- Work to complete
The entries below are to be returned exactly. Include all of them.
(Input begins)
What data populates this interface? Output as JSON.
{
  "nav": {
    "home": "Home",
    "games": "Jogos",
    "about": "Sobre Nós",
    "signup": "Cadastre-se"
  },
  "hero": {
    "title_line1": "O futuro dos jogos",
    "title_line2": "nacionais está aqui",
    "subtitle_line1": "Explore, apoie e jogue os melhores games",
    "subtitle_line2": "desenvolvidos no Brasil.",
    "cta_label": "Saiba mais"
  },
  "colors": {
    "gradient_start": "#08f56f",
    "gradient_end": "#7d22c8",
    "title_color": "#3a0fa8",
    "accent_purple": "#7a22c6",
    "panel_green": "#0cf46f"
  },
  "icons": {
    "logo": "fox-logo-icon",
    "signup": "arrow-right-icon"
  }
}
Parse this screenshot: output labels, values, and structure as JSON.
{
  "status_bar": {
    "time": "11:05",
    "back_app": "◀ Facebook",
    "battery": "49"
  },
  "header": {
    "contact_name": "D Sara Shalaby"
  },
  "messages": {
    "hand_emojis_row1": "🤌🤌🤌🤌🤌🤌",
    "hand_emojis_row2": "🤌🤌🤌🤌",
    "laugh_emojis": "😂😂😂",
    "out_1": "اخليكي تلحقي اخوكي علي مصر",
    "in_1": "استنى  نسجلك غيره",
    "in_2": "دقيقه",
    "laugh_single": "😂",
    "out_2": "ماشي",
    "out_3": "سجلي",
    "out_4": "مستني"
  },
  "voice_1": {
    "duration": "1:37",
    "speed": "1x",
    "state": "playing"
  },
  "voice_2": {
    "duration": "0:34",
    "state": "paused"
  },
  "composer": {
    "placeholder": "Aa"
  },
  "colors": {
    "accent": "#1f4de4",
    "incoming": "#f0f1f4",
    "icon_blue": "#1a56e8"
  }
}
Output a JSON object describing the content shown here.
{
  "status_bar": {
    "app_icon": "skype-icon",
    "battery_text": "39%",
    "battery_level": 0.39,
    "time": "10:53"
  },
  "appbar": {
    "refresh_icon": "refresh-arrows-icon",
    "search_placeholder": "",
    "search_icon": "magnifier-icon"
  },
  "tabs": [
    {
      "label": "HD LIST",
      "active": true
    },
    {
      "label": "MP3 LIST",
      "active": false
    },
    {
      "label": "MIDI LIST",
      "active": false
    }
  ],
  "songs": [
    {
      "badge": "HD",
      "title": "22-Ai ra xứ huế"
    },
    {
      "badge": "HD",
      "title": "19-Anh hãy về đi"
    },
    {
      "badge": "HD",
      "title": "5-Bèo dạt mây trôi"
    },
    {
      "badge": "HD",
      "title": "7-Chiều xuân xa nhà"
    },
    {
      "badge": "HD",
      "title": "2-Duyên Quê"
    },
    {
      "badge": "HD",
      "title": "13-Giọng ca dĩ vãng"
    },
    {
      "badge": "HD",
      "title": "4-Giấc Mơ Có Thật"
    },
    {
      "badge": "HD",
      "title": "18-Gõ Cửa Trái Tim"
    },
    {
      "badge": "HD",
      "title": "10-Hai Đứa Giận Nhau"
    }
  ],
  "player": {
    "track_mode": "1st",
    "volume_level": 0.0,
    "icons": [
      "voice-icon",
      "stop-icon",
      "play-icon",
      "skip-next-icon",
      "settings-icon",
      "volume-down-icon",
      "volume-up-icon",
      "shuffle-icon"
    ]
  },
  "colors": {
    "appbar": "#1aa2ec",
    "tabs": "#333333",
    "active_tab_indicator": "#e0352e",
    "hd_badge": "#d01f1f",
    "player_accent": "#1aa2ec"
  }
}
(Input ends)
- Answer to this problem
What data populates this interface? Output as JSON.
{
  "nav": {
    "home": "Home",
    "games": "Jogos",
    "about": "Sobre Nós",
    "signup": "Cadastre-se"
  },
  "hero": {
    "title_line1": "O futuro dos jogos",
    "title_line2": "nacionais está aqui",
    "subtitle_line1": "Explore, apoie e jogue os melhores games",
    "subtitle_line2": "desenvolvidos no Brasil.",
    "cta_label": "Saiba mais"
  },
  "colors": {
    "gradient_start": "#08f56f",
    "gradient_end": "#7d22c8",
    "title_color": "#3a0fa8",
    "accent_purple": "#7a22c6",
    "panel_green": "#0cf46f"
  },
  "icons": {
    "logo": "fox-logo-icon",
    "signup": "arrow-right-icon"
  }
}
Parse this screenshot: output labels, values, and structure as JSON.
{
  "status_bar": {
    "time": "11:05",
    "back_app": "◀ Facebook",
    "battery": "49"
  },
  "header": {
    "contact_name": "D Sara Shalaby"
  },
  "messages": {
    "hand_emojis_row1": "🤌🤌🤌🤌🤌🤌",
    "hand_emojis_row2": "🤌🤌🤌🤌",
    "laugh_emojis": "😂😂😂",
    "out_1": "اخليكي تلحقي اخوكي علي مصر",
    "in_1": "استنى  نسجلك غيره",
    "in_2": "دقيقه",
    "laugh_single": "😂",
    "out_2": "ماشي",
    "out_3": "سجلي",
    "out_4": "مستني"
  },
  "voice_1": {
    "duration": "1:37",
    "speed": "1x",
    "state": "playing"
  },
  "voice_2": {
    "duration": "0:34",
    "state": "paused"
  },
  "composer": {
    "placeholder": "Aa"
  },
  "colors": {
    "accent": "#1f4de4",
    "incoming": "#f0f1f4",
    "icon_blue": "#1a56e8"
  }
}
Output a JSON object describing the content shown here.
{
  "status_bar": {
    "app_icon": "skype-icon",
    "battery_text": "39%",
    "battery_level": 0.39,
    "time": "10:53"
  },
  "appbar": {
    "refresh_icon": "refresh-arrows-icon",
    "search_placeholder": "",
    "search_icon": "magnifier-icon"
  },
  "tabs": [
    {
      "label": "HD LIST",
      "active": true
    },
    {
      "label": "MP3 LIST",
      "active": false
    },
    {
      "label": "MIDI LIST",
      "active": false
    }
  ],
  "songs": [
    {
      "badge": "HD",
      "title": "22-Ai ra xứ huế"
    },
    {
      "badge": "HD",
      "title": "19-Anh hãy về đi"
    },
    {
      "badge": "HD",
      "title": "5-Bèo dạt mây trôi"
    },
    {
      "badge": "HD",
      "title": "7-Chiều xuân xa nhà"
    },
    {
      "badge": "HD",
      "title": "2-Duyên Quê"
    },
    {
      "badge": "HD",
      "title": "13-Giọng ca dĩ vãng"
    },
    {
      "badge": "HD",
      "title": "4-Giấc Mơ Có Thật"
    },
    {
      "badge": "HD",
      "title": "18-Gõ Cửa Trái Tim"
    },
    {
      "badge": "HD",
      "title": "10-Hai Đứa Giận Nhau"
    }
  ],
  "player": {
    "track_mode": "1st",
    "volume_level": 0.0,
    "icons": [
      "voice-icon",
      "stop-icon",
      "play-icon",
      "skip-next-icon",
      "settings-icon",
      "volume-down-icon",
      "volume-up-icon",
      "shuffle-icon"
    ]
  },
  "colors": {
    "appbar": "#1aa2ec",
    "tabs": "#333333",
    "active_tab_indicator": "#e0352e",
    "hd_badge": "#d01f1f",
    "player_accent": "#1aa2ec"
  }
}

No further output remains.